- **ACTIVITY**
Your response should reproduce every line of the entries that contains the word "likes".

[ENTRIES PROVIDED — start]

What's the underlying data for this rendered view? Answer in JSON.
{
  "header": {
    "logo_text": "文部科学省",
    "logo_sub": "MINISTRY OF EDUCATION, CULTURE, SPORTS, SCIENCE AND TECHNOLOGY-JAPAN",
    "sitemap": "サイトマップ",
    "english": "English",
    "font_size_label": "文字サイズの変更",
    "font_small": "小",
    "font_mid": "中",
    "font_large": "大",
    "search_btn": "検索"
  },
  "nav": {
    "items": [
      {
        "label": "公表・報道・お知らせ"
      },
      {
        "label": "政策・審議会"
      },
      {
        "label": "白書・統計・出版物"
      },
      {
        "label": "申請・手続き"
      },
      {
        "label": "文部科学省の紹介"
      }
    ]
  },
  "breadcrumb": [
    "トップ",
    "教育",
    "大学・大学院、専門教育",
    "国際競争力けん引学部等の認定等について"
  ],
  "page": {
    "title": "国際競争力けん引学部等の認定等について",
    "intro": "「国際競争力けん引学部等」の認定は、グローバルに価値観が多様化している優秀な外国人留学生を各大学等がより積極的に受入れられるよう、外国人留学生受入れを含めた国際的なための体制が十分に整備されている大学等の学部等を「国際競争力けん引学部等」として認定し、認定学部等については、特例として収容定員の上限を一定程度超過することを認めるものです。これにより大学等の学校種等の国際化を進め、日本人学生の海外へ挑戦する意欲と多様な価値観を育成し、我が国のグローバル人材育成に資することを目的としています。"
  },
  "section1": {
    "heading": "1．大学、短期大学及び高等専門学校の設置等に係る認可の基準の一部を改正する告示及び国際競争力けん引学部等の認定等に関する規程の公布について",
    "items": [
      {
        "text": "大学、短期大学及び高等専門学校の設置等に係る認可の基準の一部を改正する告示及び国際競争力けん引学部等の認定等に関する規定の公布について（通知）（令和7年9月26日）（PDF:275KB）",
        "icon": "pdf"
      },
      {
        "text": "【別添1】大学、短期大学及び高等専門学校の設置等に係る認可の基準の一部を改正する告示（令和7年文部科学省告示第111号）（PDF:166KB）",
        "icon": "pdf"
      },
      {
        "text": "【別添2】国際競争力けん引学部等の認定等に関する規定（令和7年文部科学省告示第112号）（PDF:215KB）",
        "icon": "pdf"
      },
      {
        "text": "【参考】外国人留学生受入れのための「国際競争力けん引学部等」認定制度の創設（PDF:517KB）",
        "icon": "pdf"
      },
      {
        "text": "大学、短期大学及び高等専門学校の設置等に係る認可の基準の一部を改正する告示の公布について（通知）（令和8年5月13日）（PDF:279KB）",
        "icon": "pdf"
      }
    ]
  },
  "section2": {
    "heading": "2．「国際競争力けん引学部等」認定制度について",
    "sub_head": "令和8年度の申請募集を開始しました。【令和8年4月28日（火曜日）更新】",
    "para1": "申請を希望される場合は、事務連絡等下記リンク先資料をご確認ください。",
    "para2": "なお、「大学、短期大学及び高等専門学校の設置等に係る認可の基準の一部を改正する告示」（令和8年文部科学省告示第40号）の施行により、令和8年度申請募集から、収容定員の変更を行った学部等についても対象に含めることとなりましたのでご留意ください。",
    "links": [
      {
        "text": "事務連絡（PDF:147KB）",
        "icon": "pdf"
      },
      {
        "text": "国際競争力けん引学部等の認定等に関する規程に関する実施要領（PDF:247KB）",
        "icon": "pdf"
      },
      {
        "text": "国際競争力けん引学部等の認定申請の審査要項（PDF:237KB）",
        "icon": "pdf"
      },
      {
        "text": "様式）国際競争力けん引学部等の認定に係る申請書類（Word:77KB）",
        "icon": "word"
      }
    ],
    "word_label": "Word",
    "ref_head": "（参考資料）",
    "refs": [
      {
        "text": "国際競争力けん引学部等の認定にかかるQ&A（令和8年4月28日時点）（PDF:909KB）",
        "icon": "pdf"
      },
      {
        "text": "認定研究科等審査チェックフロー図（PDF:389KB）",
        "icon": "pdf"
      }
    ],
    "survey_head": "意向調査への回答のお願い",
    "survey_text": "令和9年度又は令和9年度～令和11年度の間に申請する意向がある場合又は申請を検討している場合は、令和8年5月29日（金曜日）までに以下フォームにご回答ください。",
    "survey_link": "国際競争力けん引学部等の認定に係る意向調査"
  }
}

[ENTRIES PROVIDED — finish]
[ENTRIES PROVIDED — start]

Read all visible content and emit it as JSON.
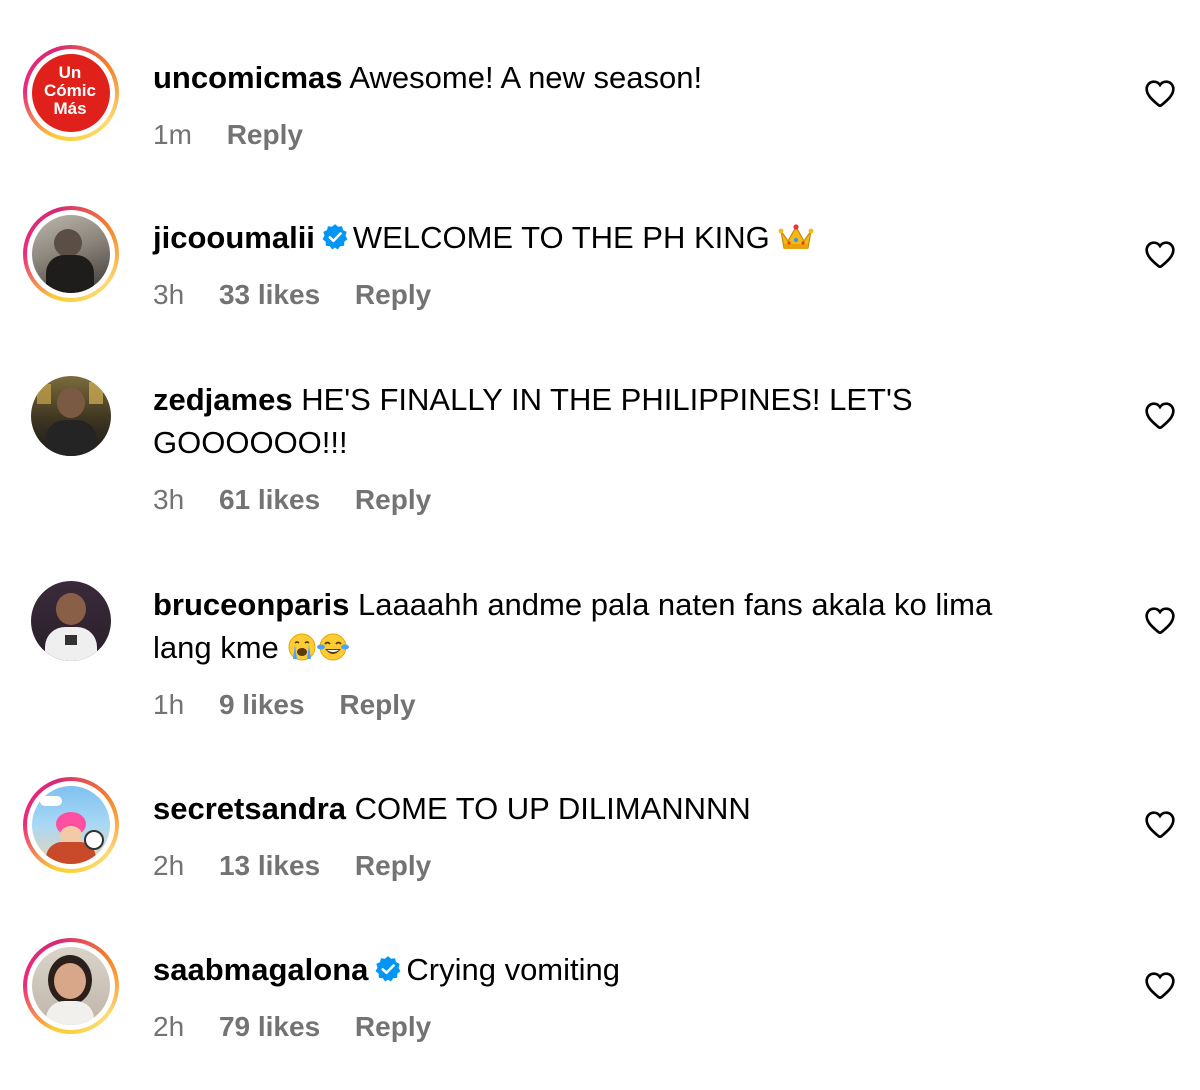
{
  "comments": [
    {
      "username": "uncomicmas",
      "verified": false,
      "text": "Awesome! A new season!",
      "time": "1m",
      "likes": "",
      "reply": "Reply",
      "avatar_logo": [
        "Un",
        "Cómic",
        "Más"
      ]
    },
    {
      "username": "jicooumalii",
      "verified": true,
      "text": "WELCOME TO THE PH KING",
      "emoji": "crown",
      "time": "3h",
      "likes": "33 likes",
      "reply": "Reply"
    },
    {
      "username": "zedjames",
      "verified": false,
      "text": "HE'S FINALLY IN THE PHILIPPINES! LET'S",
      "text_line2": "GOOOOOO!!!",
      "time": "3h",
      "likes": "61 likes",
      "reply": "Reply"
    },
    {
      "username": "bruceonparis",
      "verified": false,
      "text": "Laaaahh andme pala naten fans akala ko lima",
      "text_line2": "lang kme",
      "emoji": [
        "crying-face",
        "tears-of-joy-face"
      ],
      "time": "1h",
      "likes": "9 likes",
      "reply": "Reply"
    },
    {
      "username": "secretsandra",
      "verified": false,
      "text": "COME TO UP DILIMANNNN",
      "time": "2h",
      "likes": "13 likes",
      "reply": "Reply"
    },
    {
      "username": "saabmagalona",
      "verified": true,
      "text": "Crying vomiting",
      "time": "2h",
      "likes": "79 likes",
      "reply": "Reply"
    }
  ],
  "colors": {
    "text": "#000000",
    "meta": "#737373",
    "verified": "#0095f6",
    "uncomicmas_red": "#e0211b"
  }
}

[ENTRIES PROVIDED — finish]
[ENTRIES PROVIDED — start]

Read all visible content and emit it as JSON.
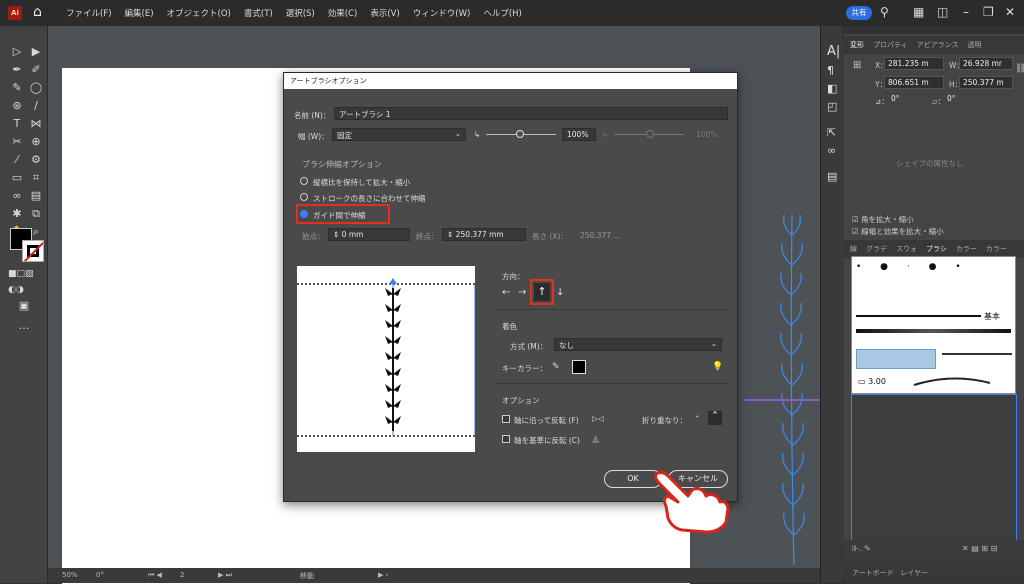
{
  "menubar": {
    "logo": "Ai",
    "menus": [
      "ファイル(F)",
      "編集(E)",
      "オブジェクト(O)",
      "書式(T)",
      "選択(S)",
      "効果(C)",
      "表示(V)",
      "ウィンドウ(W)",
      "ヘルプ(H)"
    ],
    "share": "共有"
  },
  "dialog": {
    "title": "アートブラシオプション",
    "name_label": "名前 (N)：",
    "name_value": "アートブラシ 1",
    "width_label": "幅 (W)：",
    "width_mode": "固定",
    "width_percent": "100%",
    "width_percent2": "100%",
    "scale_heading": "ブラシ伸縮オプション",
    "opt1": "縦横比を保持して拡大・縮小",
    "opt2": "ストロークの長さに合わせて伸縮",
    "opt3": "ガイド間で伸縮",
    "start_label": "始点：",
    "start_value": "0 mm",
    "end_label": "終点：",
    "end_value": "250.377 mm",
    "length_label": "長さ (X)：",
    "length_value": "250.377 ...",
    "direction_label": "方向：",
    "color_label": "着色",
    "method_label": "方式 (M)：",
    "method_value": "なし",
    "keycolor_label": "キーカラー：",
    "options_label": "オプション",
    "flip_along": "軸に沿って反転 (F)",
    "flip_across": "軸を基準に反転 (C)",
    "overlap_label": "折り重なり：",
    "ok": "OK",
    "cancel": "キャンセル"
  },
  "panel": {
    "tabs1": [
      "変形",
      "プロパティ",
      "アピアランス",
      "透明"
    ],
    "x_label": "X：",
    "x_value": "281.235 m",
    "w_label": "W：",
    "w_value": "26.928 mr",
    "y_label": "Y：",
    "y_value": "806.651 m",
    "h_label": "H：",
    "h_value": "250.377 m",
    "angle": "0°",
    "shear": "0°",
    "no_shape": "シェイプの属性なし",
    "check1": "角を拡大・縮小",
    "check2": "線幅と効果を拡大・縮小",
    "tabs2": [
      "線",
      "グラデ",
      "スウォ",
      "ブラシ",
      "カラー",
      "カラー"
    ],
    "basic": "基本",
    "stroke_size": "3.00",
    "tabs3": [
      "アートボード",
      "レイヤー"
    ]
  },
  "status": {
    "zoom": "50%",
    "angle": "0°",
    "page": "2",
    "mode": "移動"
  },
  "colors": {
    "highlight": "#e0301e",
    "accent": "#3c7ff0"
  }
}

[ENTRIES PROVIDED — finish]

- **COMPLETED EXERCISE**
      "likes": "",
      "likes": "33 likes",
      "likes": "61 likes",
      "likes": "9 likes",
      "likes": "13 likes",
      "likes": "79 likes",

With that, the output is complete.